This week the University Link hosted a quintessentially 21st-century event: a cooking contest, complete with mystery box, compulsory ingredients, celebrity judges and audience. This was not just any old cooking contest, but Otago’s fourth annual Residential College Chef of the Year event. Wade Kennard and Owen Newbould of Abbey College took top honours with their two plates: scallops with fondant potato, pea mash and red pepper sauce, and scallop ceviche; and rabbit braised in cola (the compulsory ingredient), served with Peking duck pancakes, salad and chilli caramel sauce. The Studholme College team came second and Cumberland third. Bragging rights went to Cumberland in 2010 and 2012, and to Toroa in 2011. The contest, organised by Otago’s College Catering Manager Gary McNeill, is designed to demonstrate the skills of these “unsung heroes” of student life, responsible for producing 2.5 million meals a year.
Everyday fare in residential colleges is, of course, not usually quite this lavish, but it has progressed a long way from earlier years. Producing good food for three meals a day for a large group on a tight budget is never easy, and until recent decades it could be very difficult to find an experienced and trained cook willing to take on the task. Studholme was opened in 1915 to provide a residence for home science students, and also to provide a venue for those students to gain practical training in institutional management. Whether or not this made its food superior to other colleges I don’t know!
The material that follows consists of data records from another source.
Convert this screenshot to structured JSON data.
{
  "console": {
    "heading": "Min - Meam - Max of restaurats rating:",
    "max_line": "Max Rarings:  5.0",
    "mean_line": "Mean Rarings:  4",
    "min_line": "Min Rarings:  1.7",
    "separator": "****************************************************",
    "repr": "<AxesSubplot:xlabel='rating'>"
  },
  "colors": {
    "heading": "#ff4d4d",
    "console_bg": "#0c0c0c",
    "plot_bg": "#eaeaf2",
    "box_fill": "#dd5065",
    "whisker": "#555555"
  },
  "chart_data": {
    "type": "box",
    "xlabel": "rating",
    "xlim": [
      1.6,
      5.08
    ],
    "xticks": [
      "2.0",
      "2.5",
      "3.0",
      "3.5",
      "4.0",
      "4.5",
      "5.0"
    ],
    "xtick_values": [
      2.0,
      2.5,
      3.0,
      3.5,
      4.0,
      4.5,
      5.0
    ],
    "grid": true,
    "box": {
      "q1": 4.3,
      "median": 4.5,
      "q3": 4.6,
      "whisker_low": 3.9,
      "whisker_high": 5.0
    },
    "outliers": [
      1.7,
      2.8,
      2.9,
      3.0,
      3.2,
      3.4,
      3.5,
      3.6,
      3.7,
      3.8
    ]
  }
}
College chefs have varied enormously in skill, and some regular dishes became notorious. In 1950 residents of St Margaret’s campaigned for the abolition of jam roll, composed of “flour & water & apricot jam”. The Sunday roasts under one particular St Mags cook were known as “cardboard and string”. In 1928 Knox residents voted that “the unsavoury indigestible unpalatable compound of dough immersed in fat plus bacon be excluded, banned and barred forever from the breakfast menu. Likewise the equally indescribable Yellow Peril.”
These days there is a wide variety of dishes on offer, but monotony was a real feature of the “plentiful but plain” food of the past. To a large degree this reflected New Zealand’s wider food culture, and many students came from homes which also served up the same basic dishes of “meat and 3 veg” at every dinner. Dinner at Knox in the early to mid-twentieth century usually included meat and vegetables, with a boiled pudding to follow. The only choice was between beef and mutton, and between rice and potatoes. During the 1940s rationing reduced food choices even more. From 1944 to 1948 meat was rationed, but by value rather than volume, meaning colleges relied heavily on cheaper cuts of meat, particularly sausages, to feed the hungry hordes.
Sometimes students were more conservative about food than their cooks. Many Knox residents were suspicious of innovations like muesli and yoghurt, introduced to their menu by new catering manager Sue Stockwell in the 1980s; they dismissed salads as “rabbit food”. Other residents appreciated the greater choices. By the 1990s they could select between one vegetarian and two meat options at every dinner, with a five-week recurring menu. Some of the colleges also added halal options to cater for the needs of Islamic students.
Some of the food choices at the older colleges may have been unpopular, but at least the food was freshly cooked. The new institutions of the 1980s and 1990s – Helensburgh, Cumberland, Hayward and Dalmore (the re-opened Aquinas) – had their meals cooked at the University Union via the cook-chill system. After Cumberland installed a full production kitchen and expanded and renovated its dining room for 2001, it was able to report “a more satisfied resident”.
Various colleges have developed traditions of special dinners – annual dinners, valedictory dinners, founders’ dinners, and the like. At a time when most students lived in their college for several years, St Margaret’s held a special joint 21st birthday dinner. And then there are the special dinners for one-off occasions, such as the coronation of 1953. Quite why Knox felt it necessary to celebrate the 200th anniversary of the Battle of Trafalgar in 2005 I am uncertain, though it did provide a good excuse for a party! These are occasions when the college catering staff have a chance to shine, and today they show a little more flair than they did in the mid-20th century, when the most likely choices for a special dinner were a roast with trifle or pavlova to follow. Still, the cooks of the past did not completely lack imagination – at the St Mags coronation dinner all the food had a patriotic theme, including the red, white and blue coconut ice!
Do you have any stories to share of memorable college cooks or memorable college meals?